:: What to do ::
No pictures go in the copy; everything else in the records below must be output exactly.

:: Task material ::
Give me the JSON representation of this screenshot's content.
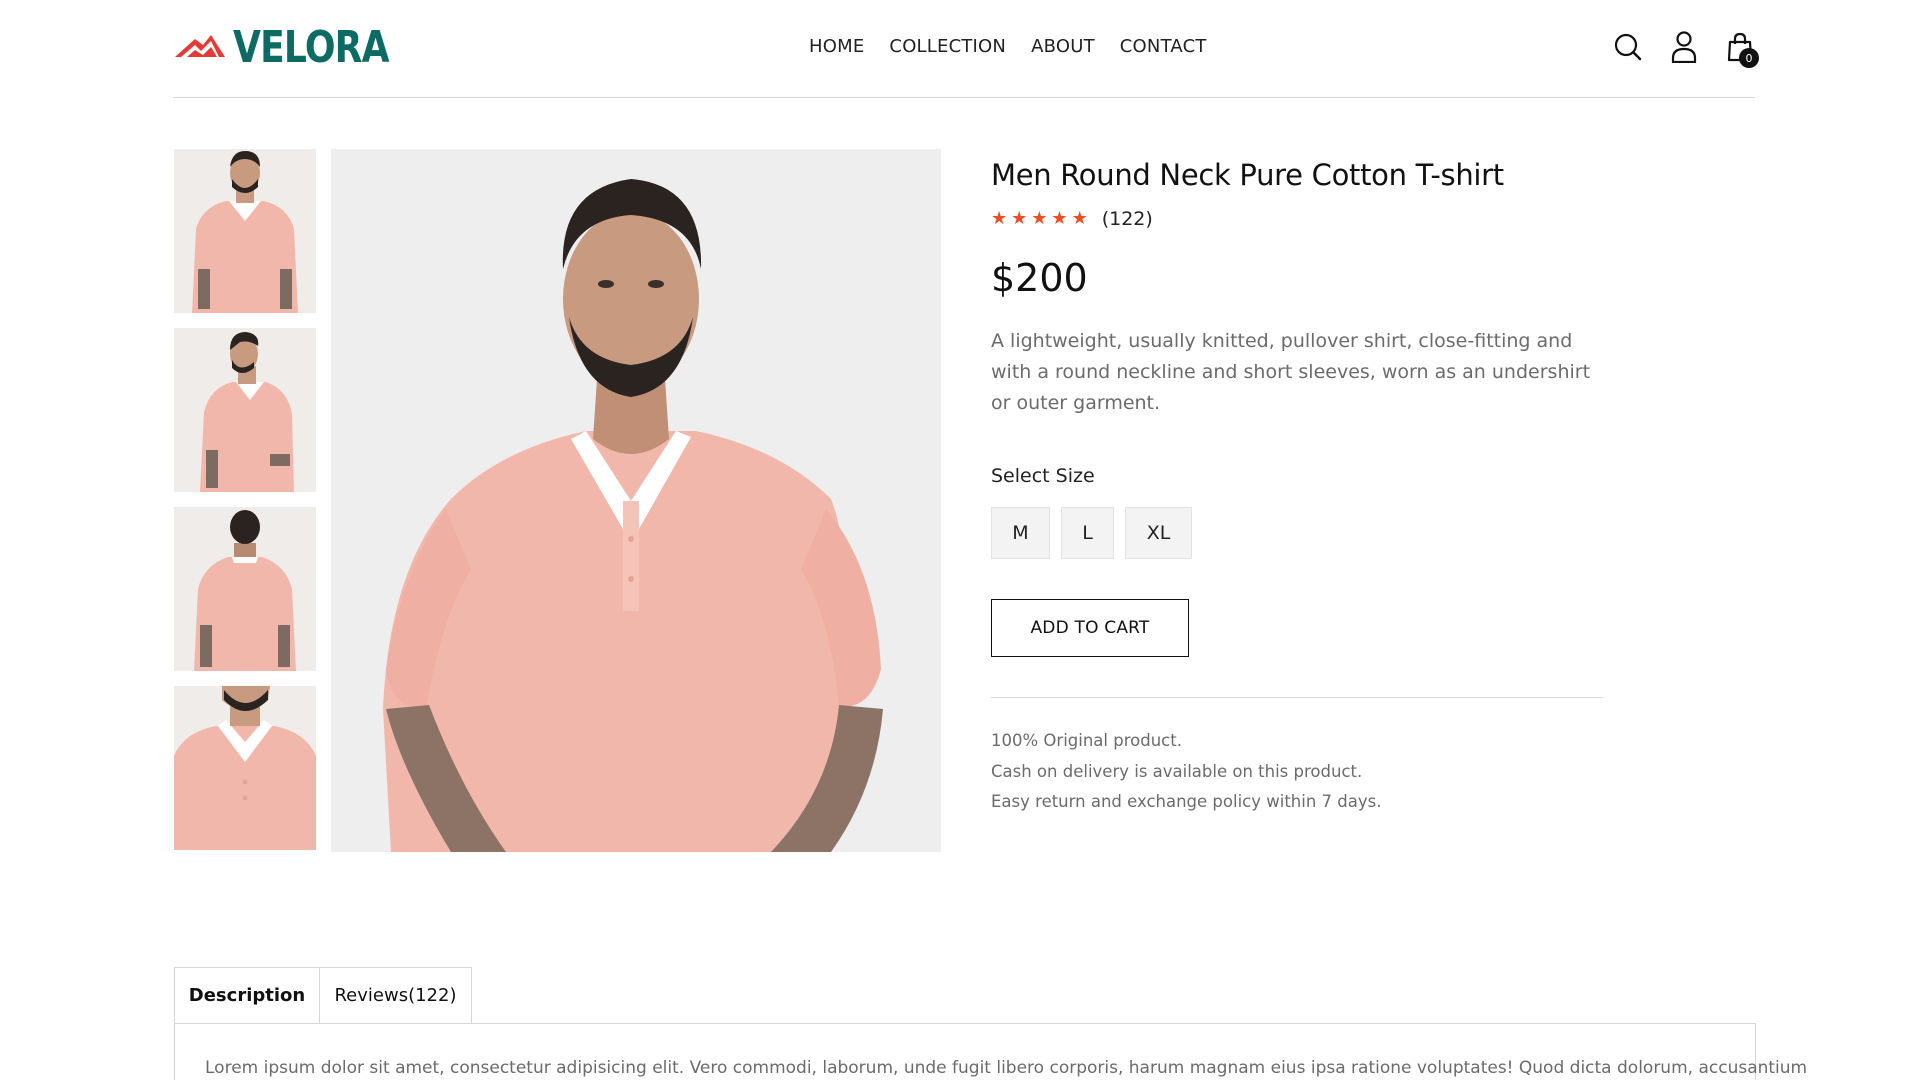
{
  "brand": {
    "name": "VELORA",
    "color": "#0e6b63",
    "accent": "#e53935"
  },
  "nav": {
    "items": [
      "HOME",
      "COLLECTION",
      "ABOUT",
      "CONTACT"
    ]
  },
  "header_icons": {
    "search": "search-icon",
    "profile": "user-icon",
    "cart": "shopping-bag-icon",
    "cart_count": "0"
  },
  "gallery": {
    "thumbnails": [
      "front view",
      "side view",
      "back view",
      "close-up view"
    ],
    "main_image": "model in pink polo t-shirt"
  },
  "product": {
    "title": "Men Round Neck Pure Cotton T-shirt",
    "rating": 5,
    "rating_count": "(122)",
    "price": "$200",
    "description": "A lightweight, usually knitted, pullover shirt, close-fitting and with a round neckline and short sleeves, worn as an undershirt or outer garment.",
    "size_label": "Select Size",
    "sizes": [
      "M",
      "L",
      "XL"
    ],
    "add_to_cart": "ADD TO CART",
    "features": [
      "100% Original product.",
      "Cash on delivery is available on this product.",
      "Easy return and exchange policy within 7 days."
    ],
    "star_color": "#ef4c24"
  },
  "tabs": {
    "items": [
      "Description",
      "Reviews(122)"
    ],
    "active": "Description",
    "description_text": "Lorem ipsum dolor sit amet, consectetur adipisicing elit. Vero commodi, laborum, unde fugit libero corporis, harum magnam eius ipsa ratione voluptates! Quod dicta dolorum, accusantium"
  }
}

:: Solution for this task ::
Give me the JSON representation of this screenshot's content.
{
  "brand": {
    "name": "VELORA",
    "color": "#0e6b63",
    "accent": "#e53935"
  },
  "nav": {
    "items": [
      "HOME",
      "COLLECTION",
      "ABOUT",
      "CONTACT"
    ]
  },
  "header_icons": {
    "search": "search-icon",
    "profile": "user-icon",
    "cart": "shopping-bag-icon",
    "cart_count": "0"
  },
  "gallery": {
    "thumbnails": [
      "front view",
      "side view",
      "back view",
      "close-up view"
    ],
    "main_image": "model in pink polo t-shirt"
  },
  "product": {
    "title": "Men Round Neck Pure Cotton T-shirt",
    "rating": 5,
    "rating_count": "(122)",
    "price": "$200",
    "description": "A lightweight, usually knitted, pullover shirt, close-fitting and with a round neckline and short sleeves, worn as an undershirt or outer garment.",
    "size_label": "Select Size",
    "sizes": [
      "M",
      "L",
      "XL"
    ],
    "add_to_cart": "ADD TO CART",
    "features": [
      "100% Original product.",
      "Cash on delivery is available on this product.",
      "Easy return and exchange policy within 7 days."
    ],
    "star_color": "#ef4c24"
  },
  "tabs": {
    "items": [
      "Description",
      "Reviews(122)"
    ],
    "active": "Description",
    "description_text": "Lorem ipsum dolor sit amet, consectetur adipisicing elit. Vero commodi, laborum, unde fugit libero corporis, harum magnam eius ipsa ratione voluptates! Quod dicta dolorum, accusantium"
  }
}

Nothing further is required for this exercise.